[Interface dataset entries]
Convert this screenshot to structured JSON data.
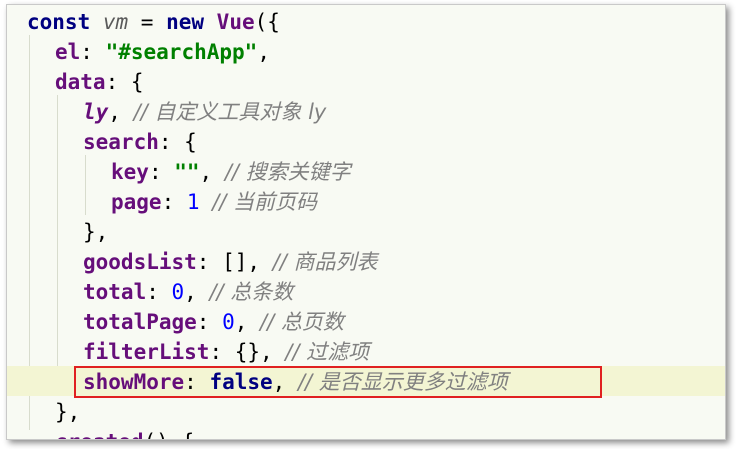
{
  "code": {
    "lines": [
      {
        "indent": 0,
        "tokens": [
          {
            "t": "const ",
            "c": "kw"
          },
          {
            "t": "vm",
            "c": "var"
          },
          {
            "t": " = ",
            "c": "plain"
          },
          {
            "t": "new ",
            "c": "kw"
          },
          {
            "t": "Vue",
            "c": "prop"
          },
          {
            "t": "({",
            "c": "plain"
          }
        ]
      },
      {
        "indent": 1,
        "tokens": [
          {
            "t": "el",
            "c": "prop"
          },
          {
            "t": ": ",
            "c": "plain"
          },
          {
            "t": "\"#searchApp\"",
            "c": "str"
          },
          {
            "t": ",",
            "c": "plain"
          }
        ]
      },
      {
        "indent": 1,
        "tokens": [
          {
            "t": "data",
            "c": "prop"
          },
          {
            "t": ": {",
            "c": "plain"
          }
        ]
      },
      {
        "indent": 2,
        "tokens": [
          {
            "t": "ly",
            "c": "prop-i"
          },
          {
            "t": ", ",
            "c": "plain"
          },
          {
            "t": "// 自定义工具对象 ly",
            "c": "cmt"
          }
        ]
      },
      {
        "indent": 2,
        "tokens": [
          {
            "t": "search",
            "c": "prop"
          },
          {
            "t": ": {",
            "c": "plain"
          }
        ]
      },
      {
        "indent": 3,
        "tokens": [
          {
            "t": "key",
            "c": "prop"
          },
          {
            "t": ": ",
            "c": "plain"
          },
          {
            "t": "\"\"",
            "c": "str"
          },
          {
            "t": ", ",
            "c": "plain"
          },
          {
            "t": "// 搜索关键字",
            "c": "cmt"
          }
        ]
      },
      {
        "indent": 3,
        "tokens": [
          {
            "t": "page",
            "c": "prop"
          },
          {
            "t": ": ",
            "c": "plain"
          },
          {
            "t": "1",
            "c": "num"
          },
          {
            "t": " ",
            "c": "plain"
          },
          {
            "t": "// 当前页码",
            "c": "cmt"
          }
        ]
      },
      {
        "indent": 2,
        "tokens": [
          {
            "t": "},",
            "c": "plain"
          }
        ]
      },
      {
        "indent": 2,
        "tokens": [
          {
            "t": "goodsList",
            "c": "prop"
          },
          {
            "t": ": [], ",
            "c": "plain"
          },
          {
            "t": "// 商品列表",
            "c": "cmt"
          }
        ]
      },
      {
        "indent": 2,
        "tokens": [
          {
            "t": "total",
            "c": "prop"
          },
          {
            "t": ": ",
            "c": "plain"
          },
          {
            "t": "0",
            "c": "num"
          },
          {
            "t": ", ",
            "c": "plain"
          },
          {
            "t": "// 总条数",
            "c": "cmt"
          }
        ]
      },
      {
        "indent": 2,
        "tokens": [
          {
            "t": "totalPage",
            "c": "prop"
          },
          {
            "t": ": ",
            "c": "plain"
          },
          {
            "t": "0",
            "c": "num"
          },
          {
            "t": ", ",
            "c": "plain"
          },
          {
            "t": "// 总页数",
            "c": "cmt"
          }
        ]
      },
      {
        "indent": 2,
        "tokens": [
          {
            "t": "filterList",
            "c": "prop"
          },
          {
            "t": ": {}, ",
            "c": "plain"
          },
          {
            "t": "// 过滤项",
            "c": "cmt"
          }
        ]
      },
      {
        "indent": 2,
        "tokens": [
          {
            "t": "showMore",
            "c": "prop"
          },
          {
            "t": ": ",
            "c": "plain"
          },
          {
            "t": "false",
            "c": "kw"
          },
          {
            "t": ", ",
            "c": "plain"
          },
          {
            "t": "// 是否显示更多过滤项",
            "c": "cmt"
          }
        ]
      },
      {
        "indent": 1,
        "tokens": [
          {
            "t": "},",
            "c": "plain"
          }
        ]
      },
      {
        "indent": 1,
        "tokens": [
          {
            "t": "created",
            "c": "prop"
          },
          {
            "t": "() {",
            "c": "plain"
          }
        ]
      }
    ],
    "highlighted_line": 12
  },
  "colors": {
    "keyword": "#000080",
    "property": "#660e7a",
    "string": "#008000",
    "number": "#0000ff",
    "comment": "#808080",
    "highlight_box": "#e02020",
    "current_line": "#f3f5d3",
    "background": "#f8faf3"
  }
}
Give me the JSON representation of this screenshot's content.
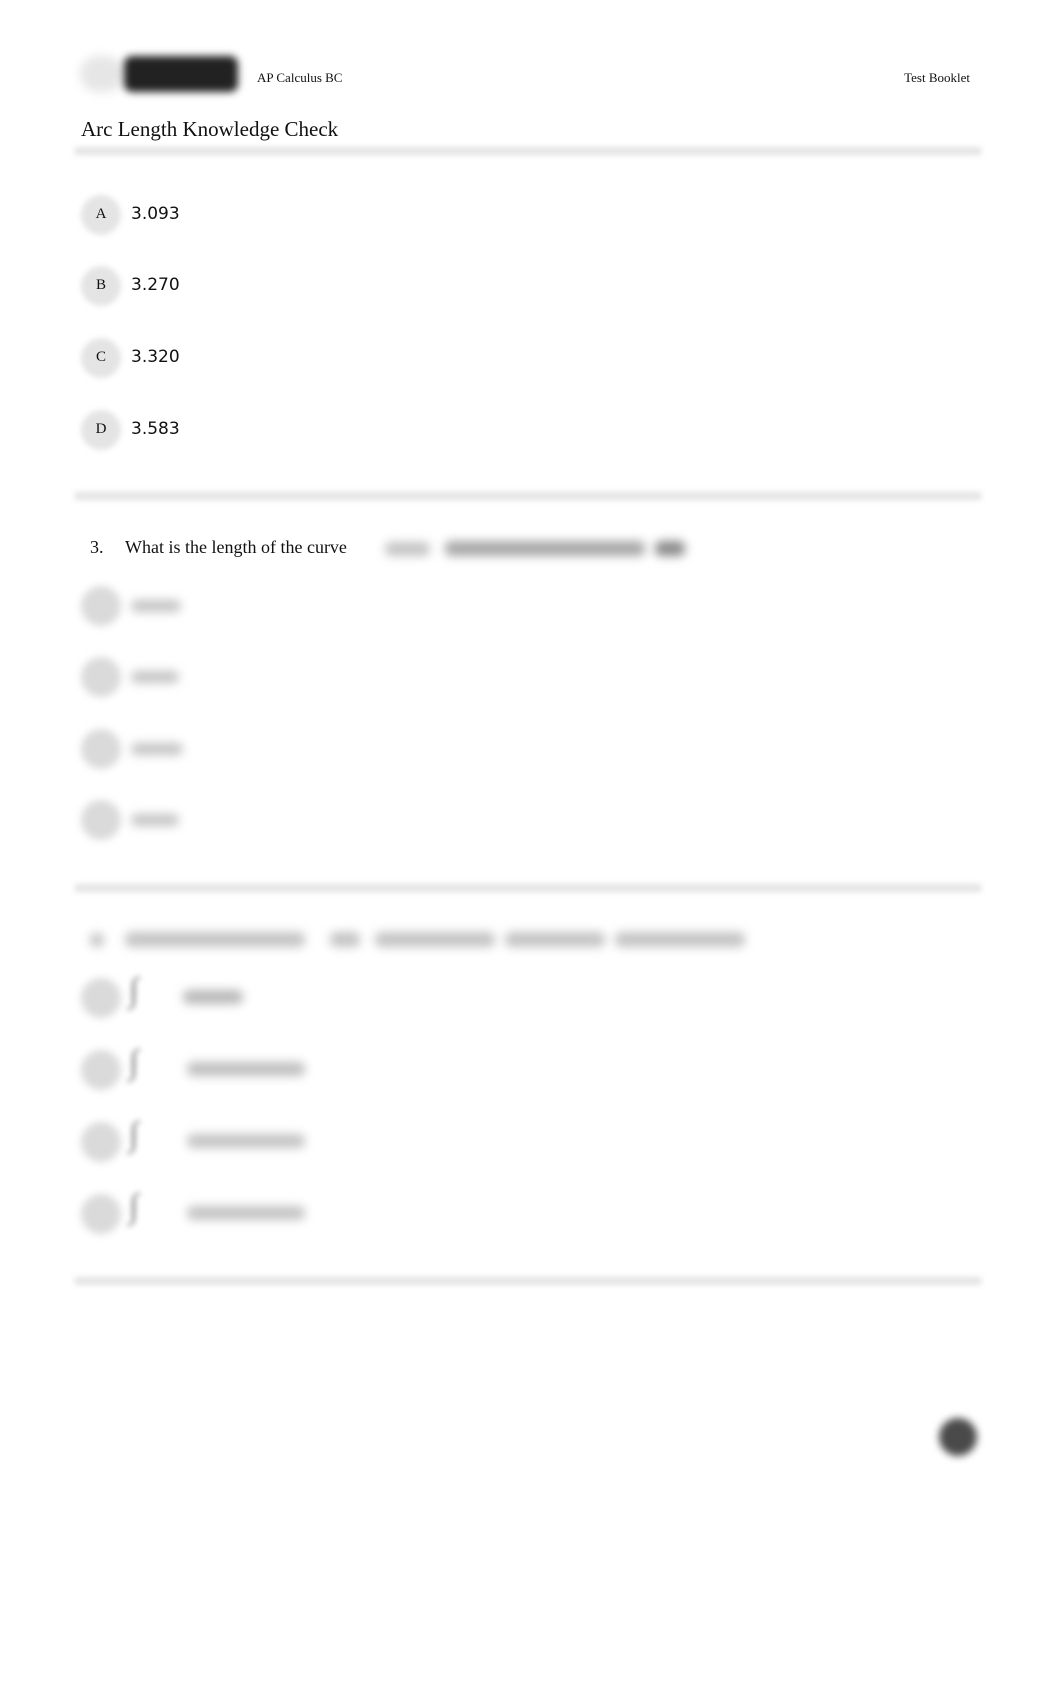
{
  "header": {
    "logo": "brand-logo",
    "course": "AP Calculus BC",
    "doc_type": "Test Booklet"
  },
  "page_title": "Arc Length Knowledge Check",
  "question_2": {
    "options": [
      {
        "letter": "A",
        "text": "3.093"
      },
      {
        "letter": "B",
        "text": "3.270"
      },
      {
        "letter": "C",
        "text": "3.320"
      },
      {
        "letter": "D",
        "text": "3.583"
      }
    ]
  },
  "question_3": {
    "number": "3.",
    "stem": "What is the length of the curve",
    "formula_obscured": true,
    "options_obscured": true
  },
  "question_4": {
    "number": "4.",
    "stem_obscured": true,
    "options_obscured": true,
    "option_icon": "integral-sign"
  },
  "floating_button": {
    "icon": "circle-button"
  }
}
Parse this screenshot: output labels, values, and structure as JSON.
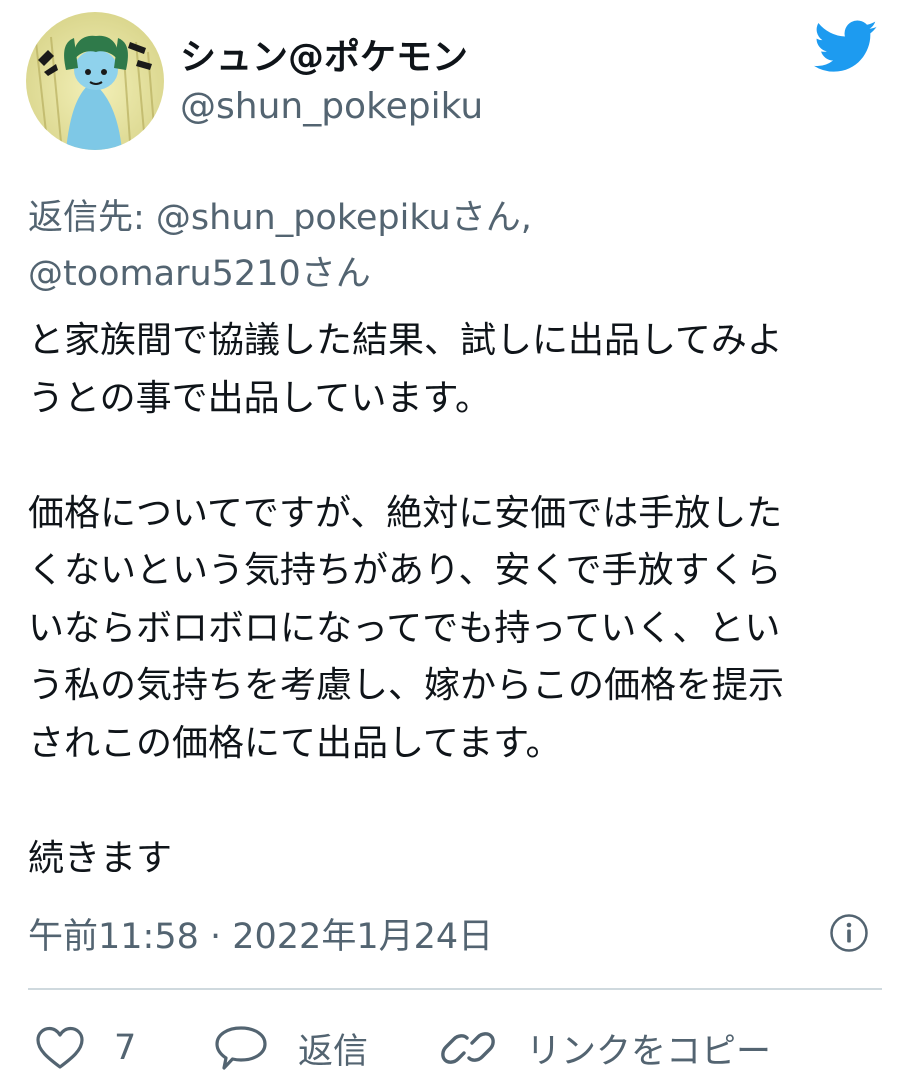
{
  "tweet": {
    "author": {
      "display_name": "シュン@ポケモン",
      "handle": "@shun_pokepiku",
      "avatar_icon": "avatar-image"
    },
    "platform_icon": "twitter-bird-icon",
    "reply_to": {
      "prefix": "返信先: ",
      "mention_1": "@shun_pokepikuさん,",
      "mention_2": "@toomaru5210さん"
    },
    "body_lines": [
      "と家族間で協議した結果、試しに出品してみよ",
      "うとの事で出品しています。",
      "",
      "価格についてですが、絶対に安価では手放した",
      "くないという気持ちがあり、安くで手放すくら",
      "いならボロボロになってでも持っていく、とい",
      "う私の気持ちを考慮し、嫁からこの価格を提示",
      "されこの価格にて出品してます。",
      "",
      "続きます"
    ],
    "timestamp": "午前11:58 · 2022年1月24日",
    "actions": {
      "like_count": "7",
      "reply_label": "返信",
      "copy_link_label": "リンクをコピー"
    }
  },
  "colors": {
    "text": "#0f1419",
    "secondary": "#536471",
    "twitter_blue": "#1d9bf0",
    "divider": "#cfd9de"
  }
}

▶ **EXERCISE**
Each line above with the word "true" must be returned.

▶ **RESULT**
    "formula_obscured": true,
    "options_obscured": true
    "stem_obscured": true,
    "options_obscured": true,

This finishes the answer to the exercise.